The 250 nervous and confused ex-pats and Russians (who work for companies employing ex-pats) gathered to hear about the new rules that were enacted in mid-January relating to city registration of visas. During Soviet times in order to monitor, control and discourage free movement, a system of registration was established whereby Soviet citizens were required to register if they moved to a new location. Russian’s still had to do that up until last year. The rule that was abolished last year meant that Russians traveling from, say, Tver or St Petersburg to Moscow could stay up to three business days and if they stayed longer they had to register with local authorities a document confirming they were staying in someone’s apartment (it had to be in a landlord’s apartment not in a tenant’s apartment), or in a hotel. According to the revised law of last year that period is now three months for Russians, but still remains three working days for foreigners. So a Russian could come to Moscow from another city for two months and 29 days, take a one day trip to a city 100 kilometers from Moscow by train and return, and then would reset the clock for another 3 months. Some claim that the easing of the restriction for Russians is one reason that there has been a noticeable increase in the number of Moscow inhabitants. The latest traffic swells are testimony of this new rule.
The new legislation basically regulates foreigners in Russia, their entry, their exit, and their right to work here.
While the three day rule still applies to foreigners, some would argue that foreigners now have a more simplified procedure to register upon arrival. According to the old system, when you arrived in a city you would have to submit your original passport through the “inviting agency” along with some forms filled out by the landlord’s local counsel housing authority affirming that the landlord paid their water bill. Two weeks would often pass and the passport would have a few more stamps indicating that the foreigner was now registered in that city. That was rather troublesome, especially for those who traveled frequently. Now, according to the new so called “simplified rules”, this registration is possible in the post office or at a local immigration office. The new regulations are not shy of teething pains as frustrated meeting participants let Mr Postavnin know at the AmCham event. The event was quite timely as it was held on a sort of emergency short notice basis, a mere one week after the enactment of some of the new regulations. As the new rules were hardly understandable to anyone, all those who tried to leave the country or comply with the new system were very frustrated. This frustration was loudly vented at the meeting and Mr Postavnin and even Mr Somers were being attacked and criticized from all sides. The official was not the drafter of the new rules but was receiving the brunt of all complaints. He offered anyone to send a fax to his office with specific questions and complaints and that his office would try to address them. One attendee which did not attack either the Minister or Mr Somers went so far as to spend over five minutes to thank and recognize the courage of Mr Postavnin for being brave enough to answer hard questions and respond to harsh criticism of the new regime.

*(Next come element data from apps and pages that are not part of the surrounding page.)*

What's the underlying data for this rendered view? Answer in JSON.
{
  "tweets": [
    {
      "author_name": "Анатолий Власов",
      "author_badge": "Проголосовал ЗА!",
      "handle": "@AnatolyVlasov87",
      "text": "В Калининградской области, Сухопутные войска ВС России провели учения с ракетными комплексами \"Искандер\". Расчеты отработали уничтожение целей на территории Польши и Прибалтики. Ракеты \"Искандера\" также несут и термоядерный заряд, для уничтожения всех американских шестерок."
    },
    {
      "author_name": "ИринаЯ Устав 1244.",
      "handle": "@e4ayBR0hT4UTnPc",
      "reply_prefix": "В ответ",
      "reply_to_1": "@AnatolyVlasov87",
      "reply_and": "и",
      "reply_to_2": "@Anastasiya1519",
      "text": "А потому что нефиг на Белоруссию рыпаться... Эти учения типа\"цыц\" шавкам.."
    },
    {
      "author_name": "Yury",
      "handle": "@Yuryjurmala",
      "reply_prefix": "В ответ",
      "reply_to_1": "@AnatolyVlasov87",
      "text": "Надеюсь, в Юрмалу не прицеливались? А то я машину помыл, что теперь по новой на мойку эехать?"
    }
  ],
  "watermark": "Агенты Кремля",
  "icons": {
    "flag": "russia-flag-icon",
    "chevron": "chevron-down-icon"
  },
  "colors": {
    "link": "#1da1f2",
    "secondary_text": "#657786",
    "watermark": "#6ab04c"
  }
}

A transcript of the meeting is available from the chamber’s web site www.amcham.ru.
At the end of the day it appears that even if in the short term the procedure is not clear to all administrative personnel, that once all the dust settles foreigners will no longer have to submit their original passport for two weeks. It now seems that certain paperwork will suffice and a new “card” will be provided that has to be returned to the issuing immigration authority when leaving the city or the country. It is advisable however to keep at least a copy of this card. The bottom line is that the system has now shifted from a paper and stamping system to a national database which will track everyone’s movements. Although it seems more Orwellian, it really should make everyone’s life a lot simpler in the long term. One of the other main differences is that according to the prior practice it seems that the immigration card and city registration stamps were only relevant if one was “carded” on the street; whereas the airport was only concerned if the exiting passport holder had a valid nonexpired visa and a valid entry stamp; even to the extent that the airport officials would not be bothered if there was an absence of an immigration card. It seems that according to most local legal experts, that exiting foreigners were not checked to see if they were properly registered in the various cities that they traveled as of the date of entry into Russia. According to the new system however, it appears that the computer will show the exiting passport checker if the foreigner had a good and clean chain of title (ie didn’t have any “city registration gaps” during their Russian sojourn).
All Passport Magazine readers and foreign passport holders are hereby advised to pay close attention to the new rules, keep a watch on the local press, and ask their legal advisers about any upcoming changes; and, most of all, do not allow any registration gaps as this may result in fines or administrative violations.
For visitors ‘on the move’ Timur Beslangurov, the managing partner of Vista Foreign Business Support and an immigration lawyer, points out that the new rules require your registration only if you are in a city for more than three working days. If you stay on the move visiting Moscow and St Petersburg and even another provincial city, never spend more than three working days in each then you don’t have to register at all!
VFBS has prepared an intelligent and helpful practical interpretation of the new legislation and how it is applied. This is available on their website at www.vfbs.ru.